Open- within the global water cycle, a drainage basin an open system as precipitation is and input and runoff or oceans is an output
- within the global carbon cycle, a forest is an open system as precipitation dissolved with carbon dioxide is an input to the forest and dissolved within runoff is an output


Explain how an ecosystem is a good example of an (open) system

- inputs= precipitation, leaf fall during Autumn and seeds carried by wind and birds
- stores/components= water, soil, plants
- flows/ transfers= photosynthesis, infiltration and transpiration
-outputs= evaporation, seed dispersal


Why use a systems approach?

Because physical and human environments interact in very complex ways so a system model can help us to simplify reality and break it down into its different parts to help us better appreciate how both natural change and human activities can impact upon an environment


What is an input?

The addition of matter and/or energy into a system e.g. woodland carbon cycle= precipitation with dissolved carbon dioxide and drainage basin= precipitation


What is an output?

The loss of matter and/or energy from the system into the surrounding environment e.g. woodland carbon cycle= dissolved carbon within runoff and drainage basin= runoff


What is energy?

Power or driving force e.g. woodland carbon cycle= glucose synthesised from photosynthesis and drainage basin= latent heat associated with changes in the state of the water


What is a store/component?

A part of the system where energy/ mass is stored or transformed e.g. woodland carbon cycle= trees and soil and drainage basin= puddles and soil


When there is a balance between the inputs and outputs then the system is said to be in a state of

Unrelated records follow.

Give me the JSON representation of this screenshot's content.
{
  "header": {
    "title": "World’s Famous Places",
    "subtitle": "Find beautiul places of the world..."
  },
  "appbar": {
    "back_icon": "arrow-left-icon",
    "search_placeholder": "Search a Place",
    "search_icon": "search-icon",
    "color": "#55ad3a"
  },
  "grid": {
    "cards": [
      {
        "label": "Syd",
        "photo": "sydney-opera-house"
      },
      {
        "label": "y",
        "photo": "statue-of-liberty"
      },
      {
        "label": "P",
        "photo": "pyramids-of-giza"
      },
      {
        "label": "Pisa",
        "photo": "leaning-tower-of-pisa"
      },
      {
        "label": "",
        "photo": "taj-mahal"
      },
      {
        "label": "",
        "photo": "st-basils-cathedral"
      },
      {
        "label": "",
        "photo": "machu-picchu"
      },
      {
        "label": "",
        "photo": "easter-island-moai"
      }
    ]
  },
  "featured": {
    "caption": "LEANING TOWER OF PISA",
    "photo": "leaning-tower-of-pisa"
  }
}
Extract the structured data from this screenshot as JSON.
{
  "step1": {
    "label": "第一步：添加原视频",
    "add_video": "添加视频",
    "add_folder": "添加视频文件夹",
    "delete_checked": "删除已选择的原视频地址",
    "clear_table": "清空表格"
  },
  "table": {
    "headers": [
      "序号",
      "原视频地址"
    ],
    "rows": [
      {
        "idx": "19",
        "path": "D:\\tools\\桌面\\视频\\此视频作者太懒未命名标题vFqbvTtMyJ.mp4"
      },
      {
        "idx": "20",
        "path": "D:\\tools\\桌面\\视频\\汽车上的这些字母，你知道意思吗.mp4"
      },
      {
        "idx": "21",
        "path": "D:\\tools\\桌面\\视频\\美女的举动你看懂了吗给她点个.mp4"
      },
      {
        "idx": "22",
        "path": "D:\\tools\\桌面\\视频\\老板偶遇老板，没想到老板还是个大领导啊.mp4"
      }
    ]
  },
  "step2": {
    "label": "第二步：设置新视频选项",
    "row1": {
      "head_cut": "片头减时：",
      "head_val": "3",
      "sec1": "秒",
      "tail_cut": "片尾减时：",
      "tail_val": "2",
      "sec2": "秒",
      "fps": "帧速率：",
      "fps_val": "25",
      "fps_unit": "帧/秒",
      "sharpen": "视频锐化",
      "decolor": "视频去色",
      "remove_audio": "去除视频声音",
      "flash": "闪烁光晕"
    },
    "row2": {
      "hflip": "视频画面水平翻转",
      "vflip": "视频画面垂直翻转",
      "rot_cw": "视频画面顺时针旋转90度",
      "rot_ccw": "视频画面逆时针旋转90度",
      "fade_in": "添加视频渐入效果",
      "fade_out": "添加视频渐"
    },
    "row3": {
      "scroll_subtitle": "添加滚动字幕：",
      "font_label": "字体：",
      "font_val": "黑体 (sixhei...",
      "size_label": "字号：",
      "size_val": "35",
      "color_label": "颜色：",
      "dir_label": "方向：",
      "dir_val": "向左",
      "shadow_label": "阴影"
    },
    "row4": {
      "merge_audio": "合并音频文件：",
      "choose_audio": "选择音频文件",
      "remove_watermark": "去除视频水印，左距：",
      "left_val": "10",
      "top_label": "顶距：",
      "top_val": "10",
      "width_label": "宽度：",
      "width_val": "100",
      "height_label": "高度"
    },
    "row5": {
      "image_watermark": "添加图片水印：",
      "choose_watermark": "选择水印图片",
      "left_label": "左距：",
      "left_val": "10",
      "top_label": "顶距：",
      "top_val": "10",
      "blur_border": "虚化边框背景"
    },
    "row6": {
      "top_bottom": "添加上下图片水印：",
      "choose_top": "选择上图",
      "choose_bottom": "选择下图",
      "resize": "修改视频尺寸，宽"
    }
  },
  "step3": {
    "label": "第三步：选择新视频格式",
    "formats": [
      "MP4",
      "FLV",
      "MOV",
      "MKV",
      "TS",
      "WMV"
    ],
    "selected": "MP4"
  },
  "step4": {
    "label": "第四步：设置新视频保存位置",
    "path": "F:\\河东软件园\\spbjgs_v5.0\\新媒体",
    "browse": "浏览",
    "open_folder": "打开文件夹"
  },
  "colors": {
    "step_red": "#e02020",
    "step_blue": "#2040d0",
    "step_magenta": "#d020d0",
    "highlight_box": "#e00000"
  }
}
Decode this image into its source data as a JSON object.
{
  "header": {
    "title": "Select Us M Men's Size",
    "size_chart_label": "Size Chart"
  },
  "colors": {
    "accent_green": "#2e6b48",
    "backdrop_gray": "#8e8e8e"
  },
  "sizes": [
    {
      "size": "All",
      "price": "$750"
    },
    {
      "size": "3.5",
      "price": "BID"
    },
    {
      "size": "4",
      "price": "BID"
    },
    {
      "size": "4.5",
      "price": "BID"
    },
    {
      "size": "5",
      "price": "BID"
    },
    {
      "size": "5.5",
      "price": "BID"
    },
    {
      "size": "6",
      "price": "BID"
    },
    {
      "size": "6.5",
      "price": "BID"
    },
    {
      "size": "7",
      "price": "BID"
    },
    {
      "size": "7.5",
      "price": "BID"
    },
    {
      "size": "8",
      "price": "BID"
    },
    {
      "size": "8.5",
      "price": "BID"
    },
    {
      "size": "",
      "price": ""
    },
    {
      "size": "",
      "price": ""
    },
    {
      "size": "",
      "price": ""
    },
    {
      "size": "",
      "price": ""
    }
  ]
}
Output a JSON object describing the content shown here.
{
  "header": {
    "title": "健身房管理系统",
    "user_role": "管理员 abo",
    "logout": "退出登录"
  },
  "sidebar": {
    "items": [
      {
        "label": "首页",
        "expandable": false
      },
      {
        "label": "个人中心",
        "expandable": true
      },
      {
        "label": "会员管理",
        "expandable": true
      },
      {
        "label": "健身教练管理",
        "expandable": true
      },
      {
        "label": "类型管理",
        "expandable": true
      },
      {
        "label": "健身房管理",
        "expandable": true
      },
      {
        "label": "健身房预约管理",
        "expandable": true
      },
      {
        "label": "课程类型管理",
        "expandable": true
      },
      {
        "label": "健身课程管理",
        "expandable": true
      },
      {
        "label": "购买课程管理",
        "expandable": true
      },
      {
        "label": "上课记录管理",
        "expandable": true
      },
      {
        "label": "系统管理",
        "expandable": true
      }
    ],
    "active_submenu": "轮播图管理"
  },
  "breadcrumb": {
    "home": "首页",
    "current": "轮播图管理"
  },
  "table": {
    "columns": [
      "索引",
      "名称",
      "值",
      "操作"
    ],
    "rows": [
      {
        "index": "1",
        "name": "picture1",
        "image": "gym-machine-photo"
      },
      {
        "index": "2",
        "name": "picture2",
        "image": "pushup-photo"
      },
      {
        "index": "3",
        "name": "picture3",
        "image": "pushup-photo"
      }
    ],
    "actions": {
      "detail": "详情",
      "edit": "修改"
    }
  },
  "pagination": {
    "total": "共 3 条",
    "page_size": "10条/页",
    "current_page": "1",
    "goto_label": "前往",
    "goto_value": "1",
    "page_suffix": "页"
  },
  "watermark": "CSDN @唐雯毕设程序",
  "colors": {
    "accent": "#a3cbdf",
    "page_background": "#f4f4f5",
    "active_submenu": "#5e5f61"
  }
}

Dynamic equilibrium = stores remain constant = state of balance maintained within a constantly changing system


If one of the elements of the system changes, e.g. one of the inputs increases without any corresponding change in the outputs, then the stores change and the equilibrium is upset- this is called



What are the two types of feedback?

- positive feedback
-negative feedback


What is a flow/transfer?

A form of linkage between one store/component and another that involves movement of energy of mass e.g. woodland carbon cycle= combustion, absorption and drainage basin= infiltration, groundwater flow, evaporation


What is positive feedback?

A cyclical sequence of events that amplify or increase change. Positive feedback loops exacerbate the inputs of a system, driving it in one direction and promoting environmental instability


What is negative feedback?

A sequence of events which dampen down or neutralise the effects of a system promoting stability and a state of dynamic equilibrium


How would dynamic equilibrium be maintained with a carbon woodland and drainage basin?

Remote and unaffected drainage basin/woodland where there has been no significant natural or human impacts, or one that has had time to adjust to change


What’s an example of positive feedback in a system?

1- global temperature rise
-warms oceans
2-increased oceanic temperatures
- warm water less able to dissolve gas
3- dissolved carbon dioxide released by warmer oceans
- carbon dioxide back into the atmosphere
4- more carbon dioxide in the atmosphere
- more carbon dioxide to act as a greenhouse gas


What’s an example of negative feedback within a system?

1- increased use of fossil fuels
2- increase in atmospheric carbon dioxide
- global temperature increase
3- increased plant growth
- increased rate of photosynthesis (increased uptake of carbon dioxide)
4- reduces atmospheric carbon dioxide
- reduced carbon dioxide has a ‘dampening’ effect and reduces global temperatures


Explain how the Earth can be studied using a systems approach

- indeed Earth as a whole could be considered a closed system
- energy comes into the system in the form of solar energy
- this is balanced by radiant energy lost by the Earth
- it could be related to the concept of ‘spaceship Earth’ and encouraging everyone on it to act as a harmonious crew working towards the greater good


At the global level the Earth has 4 major subsystems:

- atmosphere
- lithosphere
- hydrosphere
- biosphere

Each of these can be considered to be an open system that forms part of a chain; a cascading system


Interlocking relationships among the atmosphere, lithosphere, hydrosphere and biosphere have a profound effect on

The Earth’s climate and climate change